- [Work to be completed]: Reproduce the entries. Each one must match the original exactly.

- [Data excerpts]:
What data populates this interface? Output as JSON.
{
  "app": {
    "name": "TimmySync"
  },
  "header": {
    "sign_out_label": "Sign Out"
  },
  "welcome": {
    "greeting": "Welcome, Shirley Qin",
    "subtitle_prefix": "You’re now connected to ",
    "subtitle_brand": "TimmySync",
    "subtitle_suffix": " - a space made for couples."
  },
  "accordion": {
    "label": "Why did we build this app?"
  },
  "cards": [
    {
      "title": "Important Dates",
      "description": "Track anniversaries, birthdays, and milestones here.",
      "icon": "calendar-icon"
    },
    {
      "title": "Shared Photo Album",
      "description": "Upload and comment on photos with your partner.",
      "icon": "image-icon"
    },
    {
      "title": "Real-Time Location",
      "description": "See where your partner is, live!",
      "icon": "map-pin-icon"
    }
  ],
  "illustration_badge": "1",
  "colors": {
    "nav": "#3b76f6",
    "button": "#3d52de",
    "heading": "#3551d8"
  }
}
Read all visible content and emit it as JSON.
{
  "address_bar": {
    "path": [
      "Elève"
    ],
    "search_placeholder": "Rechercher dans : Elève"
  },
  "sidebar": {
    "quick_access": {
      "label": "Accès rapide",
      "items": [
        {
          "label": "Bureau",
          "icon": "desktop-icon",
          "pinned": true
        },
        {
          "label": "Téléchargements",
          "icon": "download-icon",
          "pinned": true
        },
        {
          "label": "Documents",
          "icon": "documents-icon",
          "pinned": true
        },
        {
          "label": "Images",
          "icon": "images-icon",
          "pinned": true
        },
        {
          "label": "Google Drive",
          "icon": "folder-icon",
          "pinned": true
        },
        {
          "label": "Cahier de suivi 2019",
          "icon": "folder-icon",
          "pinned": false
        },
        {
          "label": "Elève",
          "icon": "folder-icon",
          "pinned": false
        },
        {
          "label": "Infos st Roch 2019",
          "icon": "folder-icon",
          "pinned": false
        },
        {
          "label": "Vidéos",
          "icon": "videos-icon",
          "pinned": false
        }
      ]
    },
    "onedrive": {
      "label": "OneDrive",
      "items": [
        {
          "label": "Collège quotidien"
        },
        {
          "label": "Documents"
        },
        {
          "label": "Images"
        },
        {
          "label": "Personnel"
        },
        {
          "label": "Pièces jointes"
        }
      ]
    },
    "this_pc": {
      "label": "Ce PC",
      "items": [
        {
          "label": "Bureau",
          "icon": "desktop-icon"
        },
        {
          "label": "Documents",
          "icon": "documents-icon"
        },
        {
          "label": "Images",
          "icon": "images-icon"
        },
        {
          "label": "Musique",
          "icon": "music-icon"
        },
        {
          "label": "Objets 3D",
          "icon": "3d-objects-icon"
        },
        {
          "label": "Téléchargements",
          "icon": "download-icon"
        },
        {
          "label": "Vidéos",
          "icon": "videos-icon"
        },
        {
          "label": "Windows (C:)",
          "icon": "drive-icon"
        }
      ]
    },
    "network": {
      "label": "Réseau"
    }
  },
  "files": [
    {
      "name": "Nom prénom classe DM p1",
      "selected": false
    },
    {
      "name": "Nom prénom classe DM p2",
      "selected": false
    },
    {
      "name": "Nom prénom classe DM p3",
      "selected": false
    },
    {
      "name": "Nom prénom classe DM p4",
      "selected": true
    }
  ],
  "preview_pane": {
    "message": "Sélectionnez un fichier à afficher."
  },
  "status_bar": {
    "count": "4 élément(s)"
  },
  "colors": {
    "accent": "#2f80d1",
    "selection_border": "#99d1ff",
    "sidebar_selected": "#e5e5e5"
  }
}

- [Solution below]:
What data populates this interface? Output as JSON.
{
  "app": {
    "name": "TimmySync"
  },
  "header": {
    "sign_out_label": "Sign Out"
  },
  "welcome": {
    "greeting": "Welcome, Shirley Qin",
    "subtitle_prefix": "You’re now connected to ",
    "subtitle_brand": "TimmySync",
    "subtitle_suffix": " - a space made for couples."
  },
  "accordion": {
    "label": "Why did we build this app?"
  },
  "cards": [
    {
      "title": "Important Dates",
      "description": "Track anniversaries, birthdays, and milestones here.",
      "icon": "calendar-icon"
    },
    {
      "title": "Shared Photo Album",
      "description": "Upload and comment on photos with your partner.",
      "icon": "image-icon"
    },
    {
      "title": "Real-Time Location",
      "description": "See where your partner is, live!",
      "icon": "map-pin-icon"
    }
  ],
  "illustration_badge": "1",
  "colors": {
    "nav": "#3b76f6",
    "button": "#3d52de",
    "heading": "#3551d8"
  }
}
Read all visible content and emit it as JSON.
{
  "address_bar": {
    "path": [
      "Elève"
    ],
    "search_placeholder": "Rechercher dans : Elève"
  },
  "sidebar": {
    "quick_access": {
      "label": "Accès rapide",
      "items": [
        {
          "label": "Bureau",
          "icon": "desktop-icon",
          "pinned": true
        },
        {
          "label": "Téléchargements",
          "icon": "download-icon",
          "pinned": true
        },
        {
          "label": "Documents",
          "icon": "documents-icon",
          "pinned": true
        },
        {
          "label": "Images",
          "icon": "images-icon",
          "pinned": true
        },
        {
          "label": "Google Drive",
          "icon": "folder-icon",
          "pinned": true
        },
        {
          "label": "Cahier de suivi 2019",
          "icon": "folder-icon",
          "pinned": false
        },
        {
          "label": "Elève",
          "icon": "folder-icon",
          "pinned": false
        },
        {
          "label": "Infos st Roch 2019",
          "icon": "folder-icon",
          "pinned": false
        },
        {
          "label": "Vidéos",
          "icon": "videos-icon",
          "pinned": false
        }
      ]
    },
    "onedrive": {
      "label": "OneDrive",
      "items": [
        {
          "label": "Collège quotidien"
        },
        {
          "label": "Documents"
        },
        {
          "label": "Images"
        },
        {
          "label": "Personnel"
        },
        {
          "label": "Pièces jointes"
        }
      ]
    },
    "this_pc": {
      "label": "Ce PC",
      "items": [
        {
          "label": "Bureau",
          "icon": "desktop-icon"
        },
        {
          "label": "Documents",
          "icon": "documents-icon"
        },
        {
          "label": "Images",
          "icon": "images-icon"
        },
        {
          "label": "Musique",
          "icon": "music-icon"
        },
        {
          "label": "Objets 3D",
          "icon": "3d-objects-icon"
        },
        {
          "label": "Téléchargements",
          "icon": "download-icon"
        },
        {
          "label": "Vidéos",
          "icon": "videos-icon"
        },
        {
          "label": "Windows (C:)",
          "icon": "drive-icon"
        }
      ]
    },
    "network": {
      "label": "Réseau"
    }
  },
  "files": [
    {
      "name": "Nom prénom classe DM p1",
      "selected": false
    },
    {
      "name": "Nom prénom classe DM p2",
      "selected": false
    },
    {
      "name": "Nom prénom classe DM p3",
      "selected": false
    },
    {
      "name": "Nom prénom classe DM p4",
      "selected": true
    }
  ],
  "preview_pane": {
    "message": "Sélectionnez un fichier à afficher."
  },
  "status_bar": {
    "count": "4 élément(s)"
  },
  "colors": {
    "accent": "#2f80d1",
    "selection_border": "#99d1ff",
    "sidebar_selected": "#e5e5e5"
  }
}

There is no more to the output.